YOUR ASSIGNMENT:
Check every line below for the string "billingCost", and copy the lines that contain it.

DATA SECTION:
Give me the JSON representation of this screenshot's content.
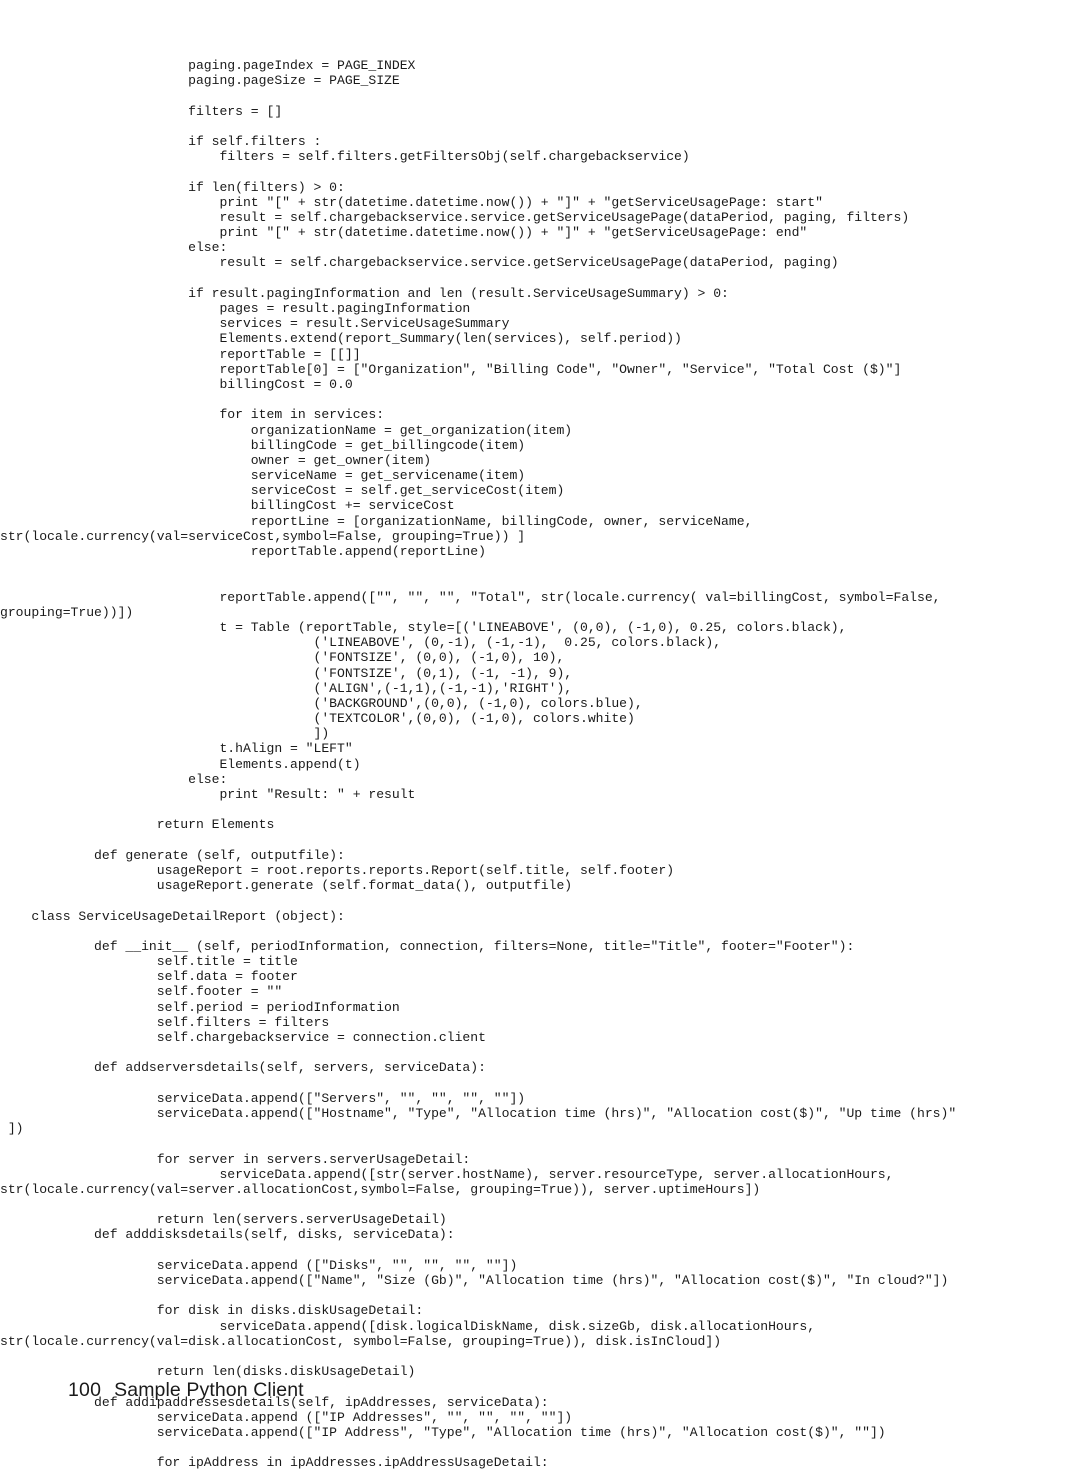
{
  "document": {
    "page_number": "100",
    "section_title": "Sample Python Client"
  },
  "code": {
    "language": "python",
    "lines": [
      "                        paging.pageIndex = PAGE_INDEX",
      "                        paging.pageSize = PAGE_SIZE",
      "",
      "                        filters = []",
      "",
      "                        if self.filters :",
      "                            filters = self.filters.getFiltersObj(self.chargebackservice)",
      "",
      "                        if len(filters) > 0:",
      "                            print \"[\" + str(datetime.datetime.now()) + \"]\" + \"getServiceUsagePage: start\"",
      "                            result = self.chargebackservice.service.getServiceUsagePage(dataPeriod, paging, filters)",
      "                            print \"[\" + str(datetime.datetime.now()) + \"]\" + \"getServiceUsagePage: end\"",
      "                        else:",
      "                            result = self.chargebackservice.service.getServiceUsagePage(dataPeriod, paging)",
      "",
      "                        if result.pagingInformation and len (result.ServiceUsageSummary) > 0:",
      "                            pages = result.pagingInformation",
      "                            services = result.ServiceUsageSummary",
      "                            Elements.extend(report_Summary(len(services), self.period))",
      "                            reportTable = [[]]",
      "                            reportTable[0] = [\"Organization\", \"Billing Code\", \"Owner\", \"Service\", \"Total Cost ($)\"]",
      "                            billingCost = 0.0",
      "",
      "                            for item in services:",
      "                                organizationName = get_organization(item)",
      "                                billingCode = get_billingcode(item)",
      "                                owner = get_owner(item)",
      "                                serviceName = get_servicename(item)",
      "                                serviceCost = self.get_serviceCost(item)",
      "                                billingCost += serviceCost",
      "                                reportLine = [organizationName, billingCode, owner, serviceName,",
      "str(locale.currency(val=serviceCost,symbol=False, grouping=True)) ]",
      "                                reportTable.append(reportLine)",
      "",
      "",
      "                            reportTable.append([\"\", \"\", \"\", \"Total\", str(locale.currency( val=billingCost, symbol=False,",
      "grouping=True))])",
      "                            t = Table (reportTable, style=[('LINEABOVE', (0,0), (-1,0), 0.25, colors.black),",
      "                                        ('LINEABOVE', (0,-1), (-1,-1),  0.25, colors.black),",
      "                                        ('FONTSIZE', (0,0), (-1,0), 10),",
      "                                        ('FONTSIZE', (0,1), (-1, -1), 9),",
      "                                        ('ALIGN',(-1,1),(-1,-1),'RIGHT'),",
      "                                        ('BACKGROUND',(0,0), (-1,0), colors.blue),",
      "                                        ('TEXTCOLOR',(0,0), (-1,0), colors.white)",
      "                                        ])",
      "                            t.hAlign = \"LEFT\"",
      "                            Elements.append(t)",
      "                        else:",
      "                            print \"Result: \" + result",
      "",
      "                    return Elements",
      "",
      "            def generate (self, outputfile):",
      "                    usageReport = root.reports.reports.Report(self.title, self.footer)",
      "                    usageReport.generate (self.format_data(), outputfile)",
      "",
      "    class ServiceUsageDetailReport (object):",
      "",
      "            def __init__ (self, periodInformation, connection, filters=None, title=\"Title\", footer=\"Footer\"):",
      "                    self.title = title",
      "                    self.data = footer",
      "                    self.footer = \"\"",
      "                    self.period = periodInformation",
      "                    self.filters = filters",
      "                    self.chargebackservice = connection.client",
      "",
      "            def addserversdetails(self, servers, serviceData):",
      "",
      "                    serviceData.append([\"Servers\", \"\", \"\", \"\", \"\"])",
      "                    serviceData.append([\"Hostname\", \"Type\", \"Allocation time (hrs)\", \"Allocation cost($)\", \"Up time (hrs)\"",
      " ])",
      "",
      "                    for server in servers.serverUsageDetail:",
      "                            serviceData.append([str(server.hostName), server.resourceType, server.allocationHours,",
      "str(locale.currency(val=server.allocationCost,symbol=False, grouping=True)), server.uptimeHours])",
      "",
      "                    return len(servers.serverUsageDetail)",
      "            def adddisksdetails(self, disks, serviceData):",
      "",
      "                    serviceData.append ([\"Disks\", \"\", \"\", \"\", \"\"])",
      "                    serviceData.append([\"Name\", \"Size (Gb)\", \"Allocation time (hrs)\", \"Allocation cost($)\", \"In cloud?\"])",
      "",
      "                    for disk in disks.diskUsageDetail:",
      "                            serviceData.append([disk.logicalDiskName, disk.sizeGb, disk.allocationHours,",
      "str(locale.currency(val=disk.allocationCost, symbol=False, grouping=True)), disk.isInCloud])",
      "",
      "                    return len(disks.diskUsageDetail)",
      "",
      "            def addipaddressesdetails(self, ipAddresses, serviceData):",
      "                    serviceData.append ([\"IP Addresses\", \"\", \"\", \"\", \"\"])",
      "                    serviceData.append([\"IP Address\", \"Type\", \"Allocation time (hrs)\", \"Allocation cost($)\", \"\"])",
      "",
      "                    for ipAddress in ipAddresses.ipAddressUsageDetail:"
    ]
  }
}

ANSWER TO THIS TASK:
      "                            billingCost = 0.0",
      "                                billingCost += serviceCost",
      "                            reportTable.append([\"\", \"\", \"\", \"Total\", str(locale.currency( val=billingCost, symbol=False,",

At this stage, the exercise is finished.